So when little black moles started forming on her face in her early thirties, she assumed they were genetic. After learning the truth — the spots were a classic sign of sun damage — she rushed to the drugstore to stock up on sunscreen. There she ran into a different problem: ghostly white lotions that clashed with her brown skin.
“They left me with a lilac or grey finish and it was very frustrating,” she said, adding that she often had to mix in foundation to look normal. She founded UnSun a few years after that drugstore visit, in 2016, and now offers products like sunscreen and hand cream in two shades intended for women with darker skin tones.
Base Butter founder and chief executive She’Neil Johnson also witnessed this information gap firsthand when she sent out a survey to customers — mostly black women — asking about their top skin struggles. Demand was stronger for information on best skincare practices for darker skin tones than for any particular product.
These women want to be better informed, smart consumers.
The brand has responded by partnering with skincare experts on social and web content, providing ingredient deep-dives and re-sharing followers' tips and tricks on social media.
“These women want to be better informed, smart consumers,” Johnson said.
Another challenge for these founders is that formulating products for women of colour can require extra layers of testing, given the short history of research and development for darker skin tones. Breaux tested her UnSun products on 12 different skin tones. Epara went back and forth with its biochemist for years. After testing several product iterations, the brand conducted clinical trials with 120 women between the ages of 20 and 59 over a 28-day period, placing an emphasis on the results from women of colour.
Sturm’s company spent two years developing ingredients and formulations for her line, settling on ingredients extracted from magnolia bark and purslane, a herb that grows in Africa and the US. Sturm said the formulation is meant to combat the heightened inflammatory response in darker skin tones.
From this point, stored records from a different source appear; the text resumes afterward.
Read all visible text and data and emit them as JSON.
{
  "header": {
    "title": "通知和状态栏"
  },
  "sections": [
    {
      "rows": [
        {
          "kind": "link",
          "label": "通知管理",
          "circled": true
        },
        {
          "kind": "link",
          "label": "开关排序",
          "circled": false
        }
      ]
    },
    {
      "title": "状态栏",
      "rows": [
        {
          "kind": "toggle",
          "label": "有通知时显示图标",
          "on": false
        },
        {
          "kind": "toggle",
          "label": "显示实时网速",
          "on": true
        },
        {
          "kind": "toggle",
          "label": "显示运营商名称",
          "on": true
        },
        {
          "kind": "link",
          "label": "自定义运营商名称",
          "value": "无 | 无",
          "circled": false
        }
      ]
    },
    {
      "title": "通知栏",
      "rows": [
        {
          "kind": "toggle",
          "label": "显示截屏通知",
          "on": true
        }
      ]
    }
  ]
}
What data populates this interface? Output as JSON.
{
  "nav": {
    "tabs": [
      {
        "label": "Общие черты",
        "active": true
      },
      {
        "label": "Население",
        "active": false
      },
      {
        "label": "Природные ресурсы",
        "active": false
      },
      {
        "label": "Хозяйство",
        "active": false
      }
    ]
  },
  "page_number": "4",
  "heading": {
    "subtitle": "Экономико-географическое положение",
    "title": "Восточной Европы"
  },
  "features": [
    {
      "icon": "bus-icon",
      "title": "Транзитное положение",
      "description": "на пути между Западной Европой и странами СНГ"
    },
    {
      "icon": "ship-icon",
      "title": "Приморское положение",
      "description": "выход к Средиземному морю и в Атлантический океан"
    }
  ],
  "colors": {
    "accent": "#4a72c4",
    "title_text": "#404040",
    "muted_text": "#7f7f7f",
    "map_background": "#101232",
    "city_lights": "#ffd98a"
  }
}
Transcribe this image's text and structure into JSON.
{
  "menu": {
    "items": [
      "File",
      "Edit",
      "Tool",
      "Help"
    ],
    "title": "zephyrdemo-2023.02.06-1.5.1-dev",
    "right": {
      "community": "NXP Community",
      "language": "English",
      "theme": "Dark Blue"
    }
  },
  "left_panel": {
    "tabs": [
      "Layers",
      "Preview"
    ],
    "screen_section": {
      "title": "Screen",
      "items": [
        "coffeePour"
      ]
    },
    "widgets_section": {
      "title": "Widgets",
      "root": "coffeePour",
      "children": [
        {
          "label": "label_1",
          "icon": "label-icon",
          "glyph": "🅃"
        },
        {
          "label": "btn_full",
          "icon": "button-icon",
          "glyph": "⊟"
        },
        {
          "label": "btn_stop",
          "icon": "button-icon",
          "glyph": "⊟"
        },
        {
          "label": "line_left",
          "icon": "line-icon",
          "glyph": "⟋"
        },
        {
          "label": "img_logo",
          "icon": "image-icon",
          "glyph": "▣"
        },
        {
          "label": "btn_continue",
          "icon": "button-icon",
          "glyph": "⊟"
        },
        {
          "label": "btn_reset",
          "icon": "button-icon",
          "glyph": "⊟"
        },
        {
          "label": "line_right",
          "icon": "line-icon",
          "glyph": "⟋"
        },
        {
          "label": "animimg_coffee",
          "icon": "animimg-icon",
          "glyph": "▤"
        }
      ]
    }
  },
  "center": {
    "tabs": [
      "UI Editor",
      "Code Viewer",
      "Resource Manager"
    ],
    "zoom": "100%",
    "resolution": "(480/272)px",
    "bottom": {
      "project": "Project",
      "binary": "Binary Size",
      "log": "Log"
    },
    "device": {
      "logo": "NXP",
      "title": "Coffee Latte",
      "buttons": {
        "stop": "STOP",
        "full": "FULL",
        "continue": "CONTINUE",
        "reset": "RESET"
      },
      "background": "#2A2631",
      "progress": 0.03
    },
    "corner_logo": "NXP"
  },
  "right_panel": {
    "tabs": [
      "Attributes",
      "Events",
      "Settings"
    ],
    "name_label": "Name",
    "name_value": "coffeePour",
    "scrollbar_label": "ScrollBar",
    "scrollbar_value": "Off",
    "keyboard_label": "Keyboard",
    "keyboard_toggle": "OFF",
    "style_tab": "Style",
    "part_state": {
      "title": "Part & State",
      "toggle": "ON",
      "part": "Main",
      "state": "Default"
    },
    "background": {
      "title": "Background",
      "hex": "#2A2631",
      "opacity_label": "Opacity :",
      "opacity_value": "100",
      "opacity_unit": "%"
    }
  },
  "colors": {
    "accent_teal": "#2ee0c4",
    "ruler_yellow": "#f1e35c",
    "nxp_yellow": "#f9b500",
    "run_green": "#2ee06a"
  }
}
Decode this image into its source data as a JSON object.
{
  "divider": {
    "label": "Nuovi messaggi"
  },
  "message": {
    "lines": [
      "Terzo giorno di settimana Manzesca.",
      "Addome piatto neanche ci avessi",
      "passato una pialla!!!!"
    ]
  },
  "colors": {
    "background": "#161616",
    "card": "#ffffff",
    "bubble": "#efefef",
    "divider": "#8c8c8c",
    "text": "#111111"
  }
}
She said she is planning to introduce more products to the darker skin tone range.
“The consumer base is enormous, and they will continue to demand more tailored skincare products,” she said. “Retailers and brands who don’t listen to the consumer are going to lose to those who do.”